ACTION ITEM:
Your answer should be the lines of the material that include the word "Tools".

=====

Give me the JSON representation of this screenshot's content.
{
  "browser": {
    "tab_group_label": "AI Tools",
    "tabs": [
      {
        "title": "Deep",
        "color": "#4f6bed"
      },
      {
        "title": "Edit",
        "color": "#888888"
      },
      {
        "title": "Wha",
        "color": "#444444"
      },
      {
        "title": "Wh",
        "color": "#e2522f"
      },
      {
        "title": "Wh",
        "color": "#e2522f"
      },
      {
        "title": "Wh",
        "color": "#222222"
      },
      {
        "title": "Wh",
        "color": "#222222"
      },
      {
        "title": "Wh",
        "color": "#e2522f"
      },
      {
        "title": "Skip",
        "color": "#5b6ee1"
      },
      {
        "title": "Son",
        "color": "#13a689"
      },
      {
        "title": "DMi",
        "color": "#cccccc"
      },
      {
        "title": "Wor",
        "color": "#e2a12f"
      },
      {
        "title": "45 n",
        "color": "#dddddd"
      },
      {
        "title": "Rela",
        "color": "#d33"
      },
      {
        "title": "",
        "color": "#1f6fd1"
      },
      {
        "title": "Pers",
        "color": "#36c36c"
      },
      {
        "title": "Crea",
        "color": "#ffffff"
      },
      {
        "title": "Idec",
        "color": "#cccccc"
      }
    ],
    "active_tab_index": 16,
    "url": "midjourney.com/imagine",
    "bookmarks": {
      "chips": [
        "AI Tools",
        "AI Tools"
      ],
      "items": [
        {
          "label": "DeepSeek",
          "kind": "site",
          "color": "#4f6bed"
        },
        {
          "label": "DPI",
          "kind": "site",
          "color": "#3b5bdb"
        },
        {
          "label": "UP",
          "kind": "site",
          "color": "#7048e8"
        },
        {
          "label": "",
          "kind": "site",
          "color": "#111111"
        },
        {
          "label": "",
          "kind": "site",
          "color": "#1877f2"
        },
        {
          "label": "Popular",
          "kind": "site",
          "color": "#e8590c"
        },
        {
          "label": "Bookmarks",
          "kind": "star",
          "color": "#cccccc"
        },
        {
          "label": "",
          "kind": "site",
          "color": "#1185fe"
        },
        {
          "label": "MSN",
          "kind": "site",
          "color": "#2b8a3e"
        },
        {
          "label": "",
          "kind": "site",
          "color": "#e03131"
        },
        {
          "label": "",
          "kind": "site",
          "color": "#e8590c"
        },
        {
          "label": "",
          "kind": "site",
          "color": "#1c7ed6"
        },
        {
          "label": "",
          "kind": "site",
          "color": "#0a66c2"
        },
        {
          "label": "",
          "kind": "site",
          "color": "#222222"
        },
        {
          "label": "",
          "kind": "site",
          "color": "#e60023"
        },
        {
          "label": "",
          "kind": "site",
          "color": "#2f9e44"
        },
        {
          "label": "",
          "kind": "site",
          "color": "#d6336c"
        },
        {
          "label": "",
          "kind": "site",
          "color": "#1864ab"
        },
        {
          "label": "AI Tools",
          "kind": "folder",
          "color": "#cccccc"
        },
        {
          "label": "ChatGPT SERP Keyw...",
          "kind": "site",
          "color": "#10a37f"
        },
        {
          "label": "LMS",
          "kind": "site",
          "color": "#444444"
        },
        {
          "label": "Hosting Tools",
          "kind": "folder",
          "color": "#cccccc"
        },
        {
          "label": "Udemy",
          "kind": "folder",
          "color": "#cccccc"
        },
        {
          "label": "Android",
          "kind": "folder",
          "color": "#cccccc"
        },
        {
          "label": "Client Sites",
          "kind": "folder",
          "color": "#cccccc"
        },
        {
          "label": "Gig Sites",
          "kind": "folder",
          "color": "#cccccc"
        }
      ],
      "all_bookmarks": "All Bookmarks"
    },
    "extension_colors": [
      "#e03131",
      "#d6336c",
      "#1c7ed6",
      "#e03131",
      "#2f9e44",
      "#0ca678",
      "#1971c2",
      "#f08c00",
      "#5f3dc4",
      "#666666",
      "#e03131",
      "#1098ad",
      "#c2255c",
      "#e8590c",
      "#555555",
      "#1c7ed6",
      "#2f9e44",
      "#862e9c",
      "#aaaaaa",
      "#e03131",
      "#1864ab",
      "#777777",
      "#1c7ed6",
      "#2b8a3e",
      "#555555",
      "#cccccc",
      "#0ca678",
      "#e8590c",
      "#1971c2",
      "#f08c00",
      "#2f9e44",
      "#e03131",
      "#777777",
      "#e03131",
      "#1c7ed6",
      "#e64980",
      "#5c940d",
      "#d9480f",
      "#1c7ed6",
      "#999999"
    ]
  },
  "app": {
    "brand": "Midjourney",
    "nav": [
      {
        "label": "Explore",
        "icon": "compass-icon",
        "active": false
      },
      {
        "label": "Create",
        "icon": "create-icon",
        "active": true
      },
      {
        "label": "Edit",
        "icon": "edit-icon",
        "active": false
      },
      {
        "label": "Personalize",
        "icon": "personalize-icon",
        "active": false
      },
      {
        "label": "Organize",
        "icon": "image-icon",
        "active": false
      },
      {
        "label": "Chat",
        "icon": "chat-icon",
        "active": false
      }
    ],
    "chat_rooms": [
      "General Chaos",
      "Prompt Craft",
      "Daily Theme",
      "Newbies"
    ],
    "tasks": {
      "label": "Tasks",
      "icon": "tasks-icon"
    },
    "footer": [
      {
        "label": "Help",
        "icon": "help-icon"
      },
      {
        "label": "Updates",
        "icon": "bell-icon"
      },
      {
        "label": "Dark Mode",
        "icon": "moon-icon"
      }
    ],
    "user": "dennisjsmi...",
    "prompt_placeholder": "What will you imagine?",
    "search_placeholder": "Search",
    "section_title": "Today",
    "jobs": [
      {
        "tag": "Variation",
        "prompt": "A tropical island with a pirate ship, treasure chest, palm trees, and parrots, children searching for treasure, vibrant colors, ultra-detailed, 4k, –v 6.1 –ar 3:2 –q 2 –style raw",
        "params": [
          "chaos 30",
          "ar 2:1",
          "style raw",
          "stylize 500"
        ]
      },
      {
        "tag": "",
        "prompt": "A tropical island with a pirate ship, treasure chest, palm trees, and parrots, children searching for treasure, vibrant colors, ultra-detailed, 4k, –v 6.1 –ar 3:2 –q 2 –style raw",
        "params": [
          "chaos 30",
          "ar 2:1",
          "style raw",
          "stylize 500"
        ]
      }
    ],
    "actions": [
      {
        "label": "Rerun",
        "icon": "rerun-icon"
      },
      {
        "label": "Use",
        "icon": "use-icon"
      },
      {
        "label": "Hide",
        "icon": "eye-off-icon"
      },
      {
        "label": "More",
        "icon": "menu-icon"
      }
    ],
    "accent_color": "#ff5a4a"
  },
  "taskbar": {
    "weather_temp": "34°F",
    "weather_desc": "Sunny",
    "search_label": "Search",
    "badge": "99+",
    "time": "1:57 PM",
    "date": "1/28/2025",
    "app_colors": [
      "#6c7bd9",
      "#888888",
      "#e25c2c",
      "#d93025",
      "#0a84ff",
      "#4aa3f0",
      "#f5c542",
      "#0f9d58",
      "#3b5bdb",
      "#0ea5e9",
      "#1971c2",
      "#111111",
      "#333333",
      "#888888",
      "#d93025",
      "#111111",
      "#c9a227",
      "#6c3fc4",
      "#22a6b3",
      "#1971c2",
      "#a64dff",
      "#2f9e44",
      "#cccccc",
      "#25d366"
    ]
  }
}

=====

RESPONSE TO THIS TASK:
    "tab_group_label": "AI Tools",
        "AI Tools",
        "AI Tools"
          "label": "AI Tools",
          "label": "Hosting Tools",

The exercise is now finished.